[Opening DATA UNDER STUDY section]
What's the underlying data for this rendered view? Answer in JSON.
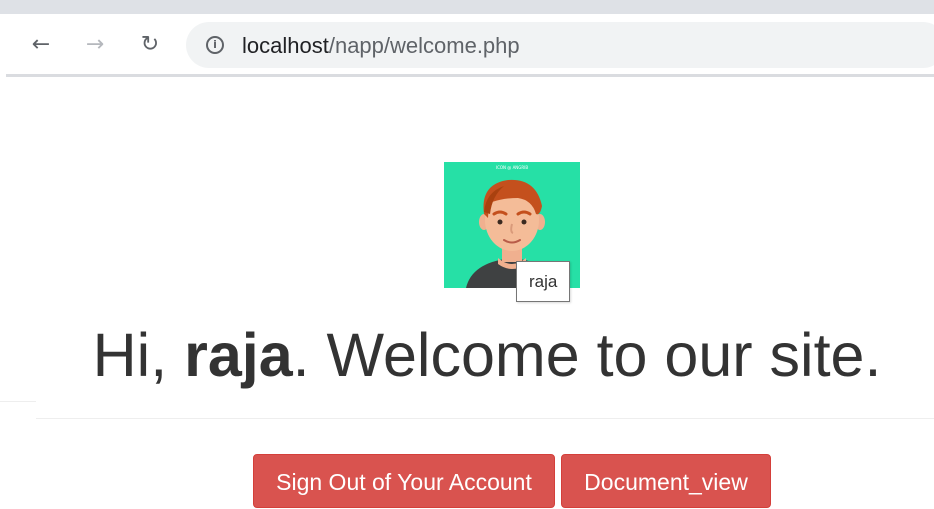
{
  "browser": {
    "back_icon": "back-arrow-icon",
    "forward_icon": "forward-arrow-icon",
    "reload_icon": "reload-icon",
    "info_icon": "info-icon",
    "url_host": "localhost",
    "url_path": "/napp/welcome.php"
  },
  "profile": {
    "avatar_badge": "ICON @ ANGRIB",
    "tooltip": "raja"
  },
  "welcome": {
    "prefix": "Hi, ",
    "username": "raja",
    "suffix": ". Welcome to our site."
  },
  "actions": {
    "sign_out_label": "Sign Out of Your Account",
    "document_view_label": "Document_view"
  },
  "colors": {
    "avatar_bg": "#26e0a6",
    "button_danger": "#d9534f",
    "text": "#333333"
  }
}
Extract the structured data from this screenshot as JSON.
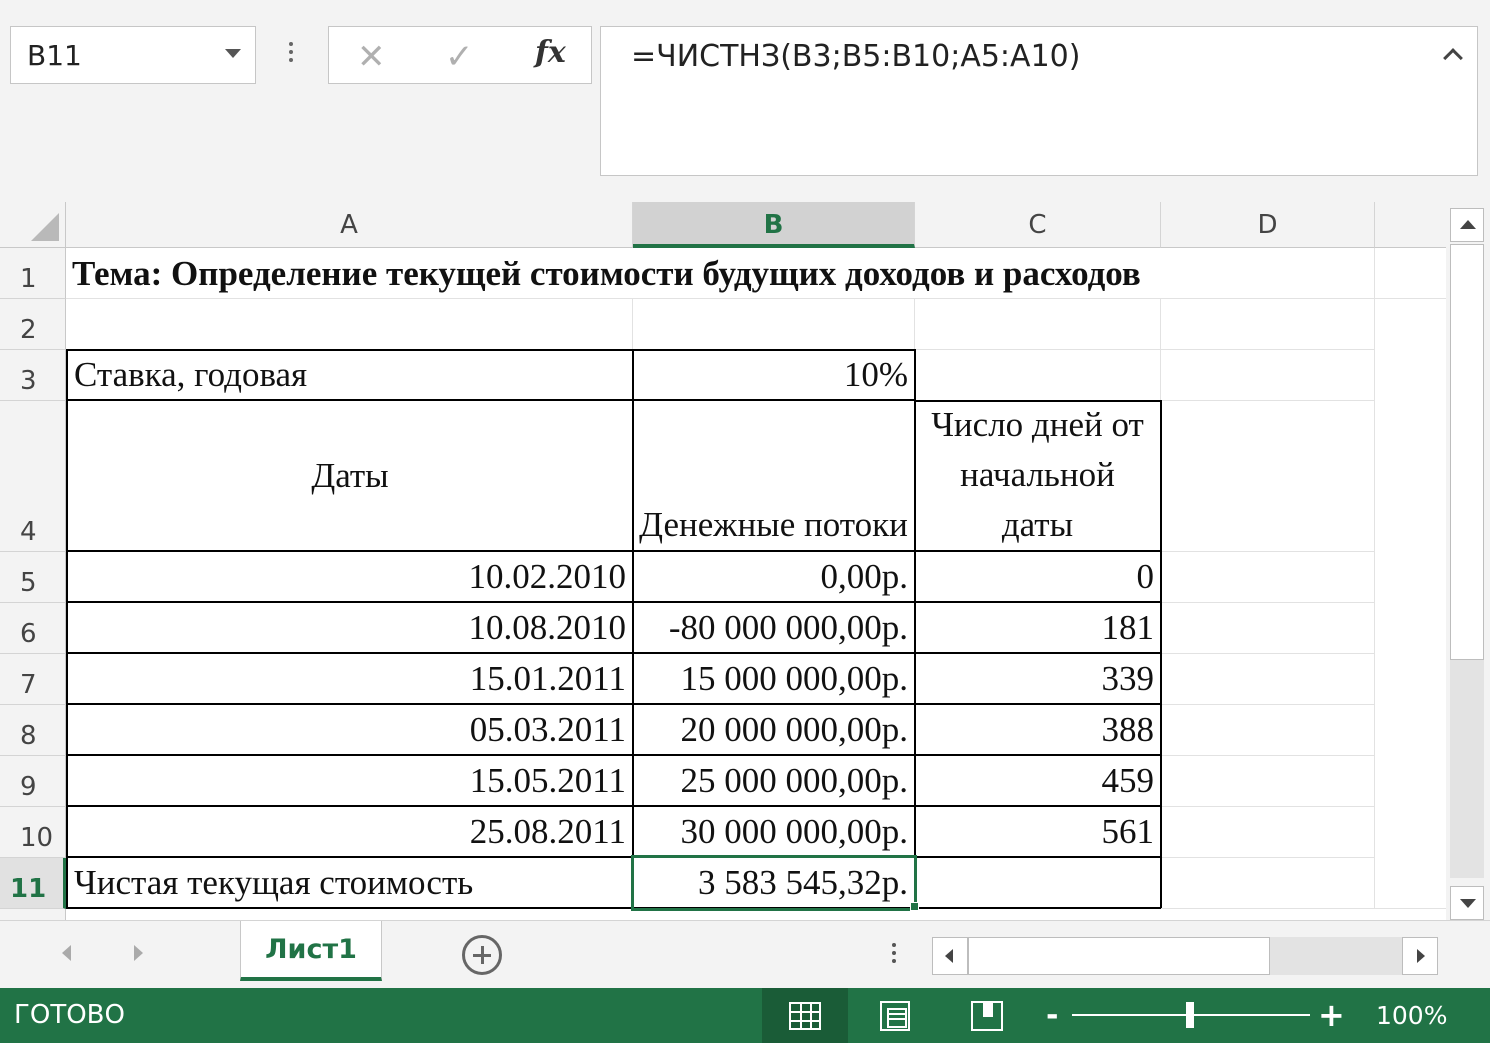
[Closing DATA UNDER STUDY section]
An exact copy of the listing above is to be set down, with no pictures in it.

**YOUR SOLUTION:**
What's the underlying data for this rendered view? Answer in JSON.
{
  "browser": {
    "back_icon": "back-arrow-icon",
    "forward_icon": "forward-arrow-icon",
    "reload_icon": "reload-icon",
    "info_icon": "info-icon",
    "url_host": "localhost",
    "url_path": "/napp/welcome.php"
  },
  "profile": {
    "avatar_badge": "ICON @ ANGRIB",
    "tooltip": "raja"
  },
  "welcome": {
    "prefix": "Hi, ",
    "username": "raja",
    "suffix": ". Welcome to our site."
  },
  "actions": {
    "sign_out_label": "Sign Out of Your Account",
    "document_view_label": "Document_view"
  },
  "colors": {
    "avatar_bg": "#26e0a6",
    "button_danger": "#d9534f",
    "text": "#333333"
  }
}
Extract the structured data from this screenshot as JSON.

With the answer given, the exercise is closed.